Raymond Snoddy on media: ITV's future lies in looking at the past

The ITV share price may have gone up marginally, but over the past few days, the newspapers have made grim reading for the company's executive chairman, Michael Grade.

For The Guardian, Grade, the great creative, has gradually morphed into Charles Allen, relying on cost cuts and regulatory handouts to keep his head above water. And Allen was the better accountant.

The Independent was unkind enough to dwell on the past and mourn the death of 'ITV's glory days'. Remember This Week and World in Action, not to mention Weekend World and the recently deceased The Sunday Edition, the last specialist political programme of any kind on ITV?

Can studio-based, weekend political programmes at strange hours really cost so much, even when considering the costs of playing something recorded and a million miles more vacuous?
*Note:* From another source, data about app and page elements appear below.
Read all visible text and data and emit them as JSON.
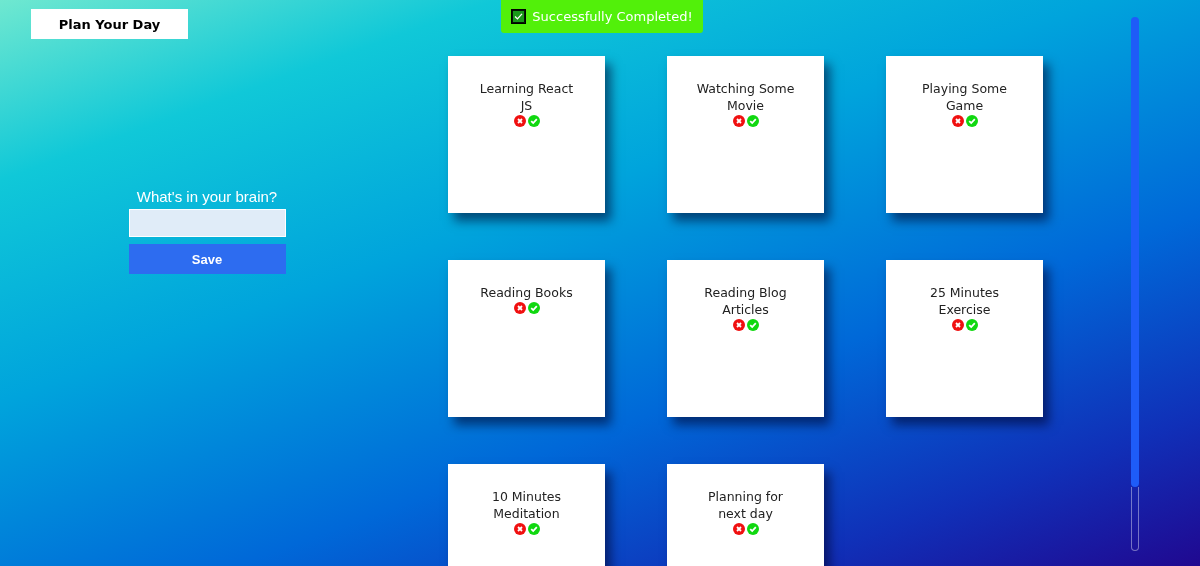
{
  "header_button": {
    "label": "Plan Your Day"
  },
  "toast": {
    "message": "Successfully Completed!",
    "checked": true
  },
  "form": {
    "label": "What's in your brain?",
    "button": "Save"
  },
  "tasks": [
    {
      "title": "Learning React JS"
    },
    {
      "title": "Watching Some Movie"
    },
    {
      "title": "Playing Some Game"
    },
    {
      "title": "Reading Books"
    },
    {
      "title": "Reading Blog Articles"
    },
    {
      "title": "25 Minutes Exercise"
    },
    {
      "title": "10 Minutes Meditation"
    },
    {
      "title": "Planning for next day"
    }
  ]
}
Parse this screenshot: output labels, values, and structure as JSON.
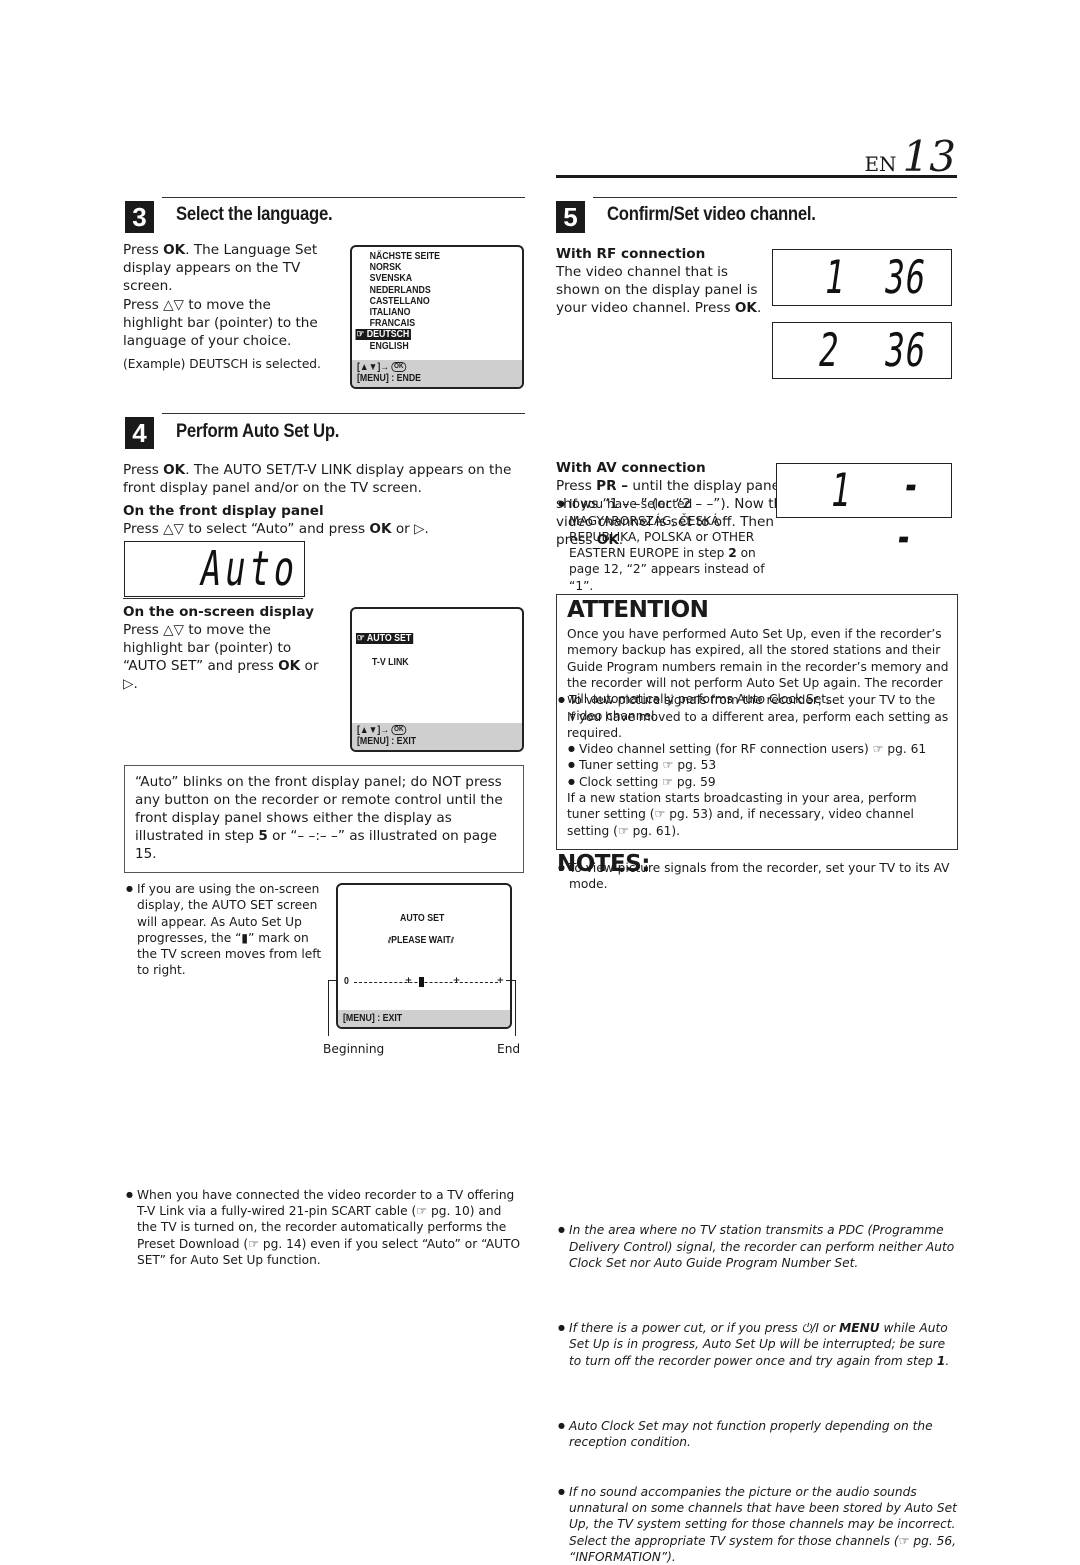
{
  "header": {
    "lang": "EN",
    "page": "13"
  },
  "step3": {
    "num": "3",
    "title": "Select the language.",
    "p1_pre": "Press ",
    "p1_bold": "OK",
    "p1_post": ". The Language Set display appears on the TV screen.",
    "p2": "Press △▽ to move the highlight bar (pointer) to the language of your choice.",
    "example": "(Example) DEUTSCH is selected.",
    "osd": {
      "items": [
        "NÄCHSTE SEITE",
        "NORSK",
        "SVENSKA",
        "NEDERLANDS",
        "CASTELLANO",
        "ITALIANO",
        "FRANCAIS",
        "DEUTSCH",
        "ENGLISH"
      ],
      "selected": "DEUTSCH",
      "nav": "[▲▼]→",
      "ok": "OK",
      "footer": "[MENU] : ENDE"
    }
  },
  "step4": {
    "num": "4",
    "title": "Perform Auto Set Up.",
    "p1_pre": "Press ",
    "p1_bold": "OK",
    "p1_post": ". The AUTO SET/T-V LINK display appears on the front display panel and/or on the TV screen.",
    "front_heading": "On the front display panel",
    "front_pre": "Press △▽ to select “Auto” and press ",
    "front_bold": "OK",
    "front_post": " or ▷.",
    "lcd_text": "Auto",
    "onscreen_heading": "On the on-screen display",
    "onscreen_pre": "Press △▽ to move the highlight bar (pointer) to “AUTO SET” and press ",
    "onscreen_bold": "OK",
    "onscreen_post": " or ▷.",
    "osd": {
      "item1": "AUTO SET",
      "item2": "T-V LINK",
      "nav": "[▲▼]→",
      "ok": "OK",
      "footer": "[MENU] : EXIT"
    },
    "warning_pre": "“Auto” blinks on the front display panel; do NOT press any button on the recorder or remote control until the front display panel shows either the display as illustrated in step ",
    "warning_bold": "5",
    "warning_post": " or “– –:– –” as illustrated on page 15.",
    "bullet1": "If you are using the on-screen display, the AUTO SET screen will appear. As Auto Set Up progresses, the “▮” mark on the TV screen moves from left to right.",
    "progress_osd": {
      "title": "AUTO SET",
      "status": "PLEASE WAIT",
      "scale": "0-----+----▮----+-----+",
      "progress": 0.45,
      "footer": "[MENU] : EXIT",
      "label_begin": "Beginning",
      "label_end": "End"
    },
    "bullet2": "When you have connected the video recorder to a TV offering T-V Link via a fully-wired 21-pin SCART cable (☞ pg. 10) and the TV is turned on, the recorder automatically performs the Preset Download (☞ pg. 14) even if you select “Auto” or “AUTO SET” for Auto Set Up function."
  },
  "step5": {
    "num": "5",
    "title": "Confirm/Set video channel.",
    "rf_heading": "With RF connection",
    "rf_pre": "The video channel that is shown on the display panel is your video channel. Press ",
    "rf_bold": "OK",
    "rf_post": ".",
    "rf_bullet1_pre": "If you have selected MAGYARORSZÁG, ČESKÁ REPUBLIKA, POLSKA or OTHER EASTERN EUROPE in step ",
    "rf_bullet1_bold": "2",
    "rf_bullet1_post": " on page 12, “2” appears instead of “1”.",
    "rf_bullet2": "To view picture signals from the recorder, set your TV to the video channel.",
    "lcd1": {
      "left": "1",
      "right": "36"
    },
    "lcd2": {
      "left": "2",
      "right": "36"
    },
    "av_heading": "With AV connection",
    "av_pre": "Press ",
    "av_bold": "PR –",
    "av_mid": " until the display panel shows “1 – –” (or “2 – –”). Now the video channel is set to off. Then press ",
    "av_bold2": "OK",
    "av_post": ".",
    "av_bullet": "To view picture signals from the recorder, set your TV to its AV mode.",
    "lcd3": {
      "left": "1",
      "right": "- -"
    }
  },
  "attention": {
    "title": "ATTENTION",
    "p1": "Once you have performed Auto Set Up, even if the recorder’s memory backup has expired, all the stored stations and their Guide Program numbers remain in the recorder’s memory and the recorder will not perform Auto Set Up again. The recorder will automatically performs Auto Clock Set.",
    "p2": "If you have moved to a different area, perform each setting as required.",
    "bullets": [
      "Video channel setting (for RF connection users) ☞ pg. 61",
      "Tuner setting ☞ pg. 53",
      "Clock setting ☞ pg. 59"
    ],
    "p3": "If a new station starts broadcasting in your area, perform tuner setting (☞ pg. 53) and, if necessary, video channel setting (☞ pg. 61)."
  },
  "notes": {
    "title": "NOTES:",
    "n1": "In the area where no TV station transmits a PDC (Programme Delivery Control) signal, the recorder can perform neither Auto Clock Set nor Auto Guide Program Number Set.",
    "n2_pre": "If there is a power cut, or if you press ⏻/I or ",
    "n2_bold": "MENU",
    "n2_mid": " while Auto Set Up is in progress, Auto Set Up will be interrupted; be sure to turn off the recorder power once and try again from step ",
    "n2_bold2": "1",
    "n2_post": ".",
    "n3": "Auto Clock Set may not function properly depending on the reception condition.",
    "n4": "If no sound accompanies the picture or the audio sounds unnatural on some channels that have been stored by Auto Set Up, the TV system setting for those channels may be incorrect. Select the appropriate TV system for those channels (☞ pg. 56, “INFORMATION”)."
  }
}
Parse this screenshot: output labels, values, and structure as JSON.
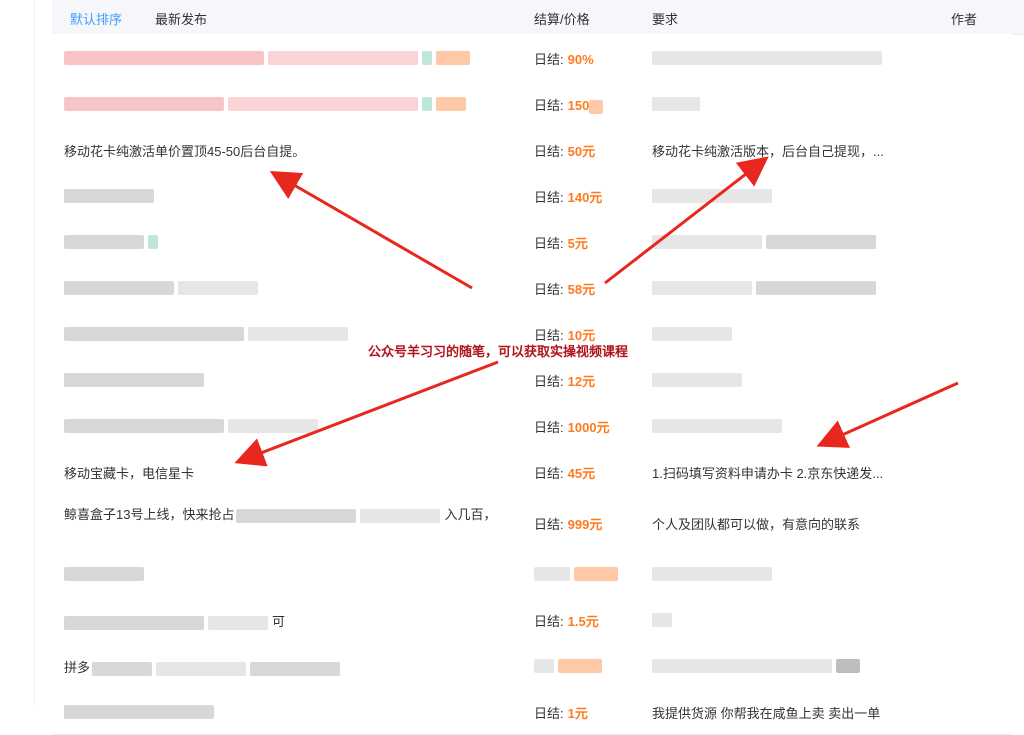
{
  "header": {
    "tab_default": "默认排序",
    "tab_latest": "最新发布",
    "col_pay": "结算/价格",
    "col_req": "要求",
    "col_author": "作者"
  },
  "overlay": {
    "text": "公众号羊习习的随笔，可以获取实操视频课程"
  },
  "rows": [
    {
      "title": "",
      "pay_label": "日结:",
      "amount": "90%",
      "req": ""
    },
    {
      "title": "",
      "pay_label": "日结:",
      "amount": "150",
      "req": ""
    },
    {
      "title": "移动花卡纯激活单价置顶45-50后台自提。",
      "pay_label": "日结:",
      "amount": "50元",
      "req": "移动花卡纯激活版本，后台自己提现，..."
    },
    {
      "title": "",
      "pay_label": "日结:",
      "amount": "140元",
      "req": ""
    },
    {
      "title": "",
      "pay_label": "日结:",
      "amount": "5元",
      "req": ""
    },
    {
      "title": "",
      "pay_label": "日结:",
      "amount": "58元",
      "req": ""
    },
    {
      "title": "",
      "pay_label": "日结:",
      "amount": "10元",
      "req": ""
    },
    {
      "title": "",
      "pay_label": "日结:",
      "amount": "12元",
      "req": ""
    },
    {
      "title": "",
      "pay_label": "日结:",
      "amount": "1000元",
      "req": ""
    },
    {
      "title": "移动宝藏卡，电信星卡",
      "pay_label": "日结:",
      "amount": "45元",
      "req": "1.扫码填写资料申请办卡 2.京东快递发..."
    },
    {
      "title": "鲸喜盒子13号上线，快来抢占",
      "title_tail": "入几百，",
      "pay_label": "日结:",
      "amount": "999元",
      "req": "个人及团队都可以做，有意向的联系"
    },
    {
      "title": "",
      "pay_label": "",
      "amount": "",
      "req": ""
    },
    {
      "title": "",
      "title_tail": "可",
      "pay_label": "日结:",
      "amount": "1.5元",
      "req": ""
    },
    {
      "title": "拼多",
      "pay_label": "",
      "amount": "",
      "req": ""
    },
    {
      "title": "",
      "pay_label": "日结:",
      "amount": "1元",
      "req": "我提供货源 你帮我在咸鱼上卖 卖出一单"
    }
  ],
  "colors": {
    "accent": "#409eff",
    "amount": "#ff7a1f",
    "arrow": "#e8281f",
    "overlay_text": "#b0141c"
  }
}
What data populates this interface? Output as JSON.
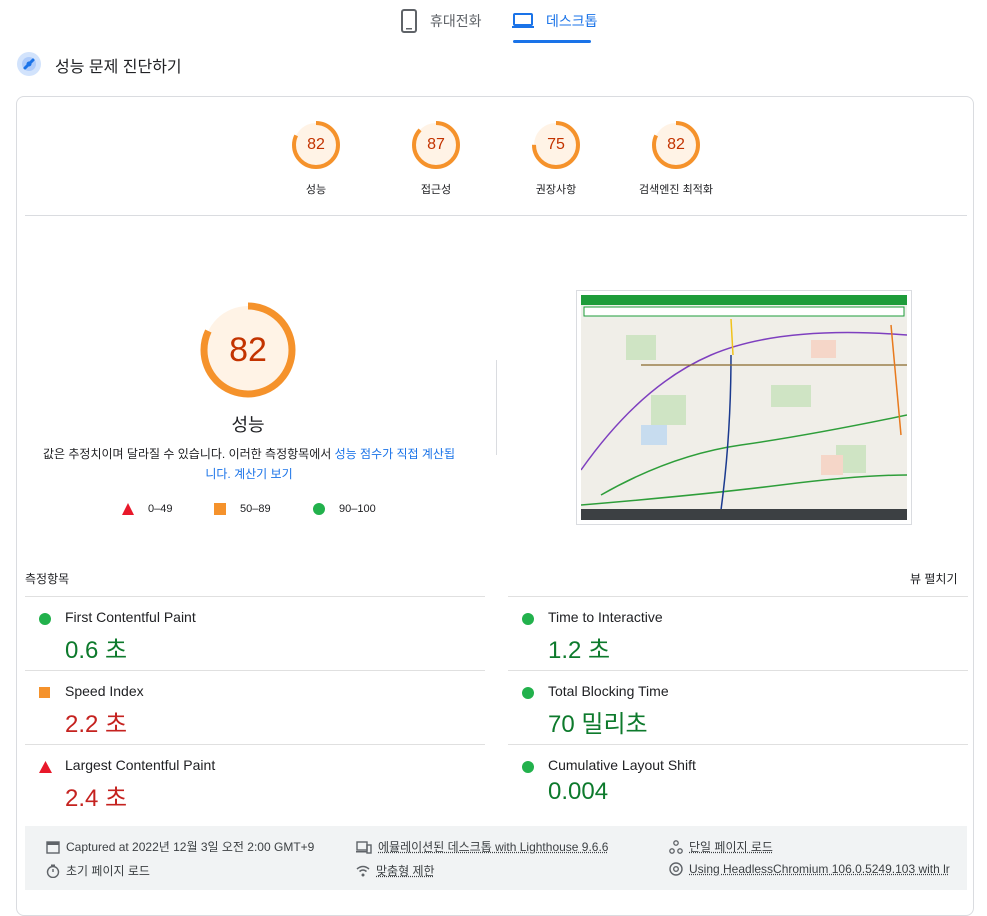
{
  "tabs": [
    {
      "label": "휴대전화",
      "icon": "phone-icon",
      "active": false
    },
    {
      "label": "데스크톱",
      "icon": "laptop-icon",
      "active": true
    }
  ],
  "header": {
    "title": "성능 문제 진단하기",
    "icon": "lighthouse-icon"
  },
  "scores": [
    {
      "value": "82",
      "label": "성능"
    },
    {
      "value": "87",
      "label": "접근성"
    },
    {
      "value": "75",
      "label": "권장사항"
    },
    {
      "value": "82",
      "label": "검색엔진 최적화"
    }
  ],
  "performance": {
    "score": "82",
    "label": "성능",
    "desc_prefix": "값은 추정치이며 달라질 수 있습니다. 이러한 측정항목에서 ",
    "desc_link": "성능 점수가 직접 계산됩니다. 계산기 보기"
  },
  "legend": [
    {
      "range": "0–49",
      "shape": "triangle",
      "color": "#e8182a"
    },
    {
      "range": "50–89",
      "shape": "square",
      "color": "#f5922b"
    },
    {
      "range": "90–100",
      "shape": "circle",
      "color": "#22b14c"
    }
  ],
  "metrics_section": {
    "title": "측정항목",
    "expand_label": "뷰 펼치기"
  },
  "metrics": [
    {
      "name": "First Contentful Paint",
      "value": "0.6 초",
      "status": "good"
    },
    {
      "name": "Time to Interactive",
      "value": "1.2 초",
      "status": "good"
    },
    {
      "name": "Speed Index",
      "value": "2.2 초",
      "status": "average"
    },
    {
      "name": "Total Blocking Time",
      "value": "70 밀리초",
      "status": "good"
    },
    {
      "name": "Largest Contentful Paint",
      "value": "2.4 초",
      "status": "poor"
    },
    {
      "name": "Cumulative Layout Shift",
      "value": "0.004",
      "status": "good"
    }
  ],
  "footer": {
    "captured": "Captured at 2022년 12월 3일 오전 2:00 GMT+9",
    "emulated": "에뮬레이션된 데스크톱 with Lighthouse 9.6.6",
    "single_page": "단일 페이지 로드",
    "initial_load": "초기 페이지 로드",
    "throttling": "맞춤형 제한",
    "browser": "Using HeadlessChromium 106.0.5249.103 with lr"
  },
  "colors": {
    "accent": "#1a73e8",
    "average": "#f5922b",
    "good": "#22b14c",
    "poor": "#e8182a"
  }
}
They may not have had big audiences, but at least there was a reputational gain, which may have been difficult to quantify. Headlines were made for the Monday papers, and politicians were given a platform; the same politicians who could influence Mr Grade's all-important regulatory game plan.

How very short-sighted, just as it was extraordinarily short-sighted to oppose BSkyB's 19% share stake in ITV when ITV could have had a protective barrier of being owned by a company legally prevented from buying more than 20%. This situation started the share price slice.

For The Sunday Times, the emphasis was on the revisionism that has overtaken the 'Great Plan'. Only a couple of weeks ago, Grade was saying that the City liked his original plan and the challenge for him was to deliver on it.

But which plan? Last week The Sunday Times noted Grade had sliced £200m off the £1.2bn he promised to generate from the programme-making arm by 2012. There was also backsliding on the pledge to gain an income of £150m from online - put back from 2010 to 2012.

As The Observer pointed out, while overall revenues for the half-year reached £832m - down £10m compared with last time - online had managed to go all the way from £16m to £17m.

It would add up to an entertaining item for What The Papers Say. Sorry, that's been canned hasn't it? Another loss of revenue for ITV production, but also a loss for the BBC.

Some technologically correct BBC executive declared that how people received their news had changed. He was right - only about 12m copies of national newspapers are bought every day.

On that argument, it wouldn't be worth running the BBC News at Ten any more because not many people watch it. You can see what Grade is up against.

But what is to be done? Luckily, help is at hand. A whole hour of the festival is being devoted to the issue in a session on 'how to save ITV'.

A top panel will wrack their brains to come up with the best-quality solutions. Rupert Howell of ITV will probably present the case for the defence. David Elstein, who was involved in a takeover attempt in the recent past, will, on recent form, argue the place could be better managed. Steve Morrison, chairman of giant independent All3Media, will know where the bodies are buried - and not just on Midsomer Murders.

The greatest value in terms of creativity could come from Kelvin MacKenzie. Never mind abolishing the Contract Rights Renewal ad-buying scheme, how about a new show about the press, presented by a portly gent who used to edit a tabloid? It might just do the trick.

- Raymond Snoddy is a media journalist and presenter of BBC Television's Newswatch


- The annual festival is held at the Edinburgh International Conference Centre. This year's festival is the 33rd, and will run from 22-24 August.

- Sponsored by MediaGuardian, the festival is a charitable event run by senior figures from the TV industry, and aims to provide a forum for debate and ideas, as well as developing talent.

- The festival was founded in 1976. Its first incarnation was as a two-day retrospective of the work of broadcaster James MacTaggart, intended for inclusion in the Edinburgh International Film Festival. The response was such that it secured funding for a standalone event the following year.

- This year's keynote speech will be given by ITV's Peter Fincham. Previous speakers have included Jeremy Paxman and Greg Dyke.

- Richard and Judy are due to present a masterclass this year.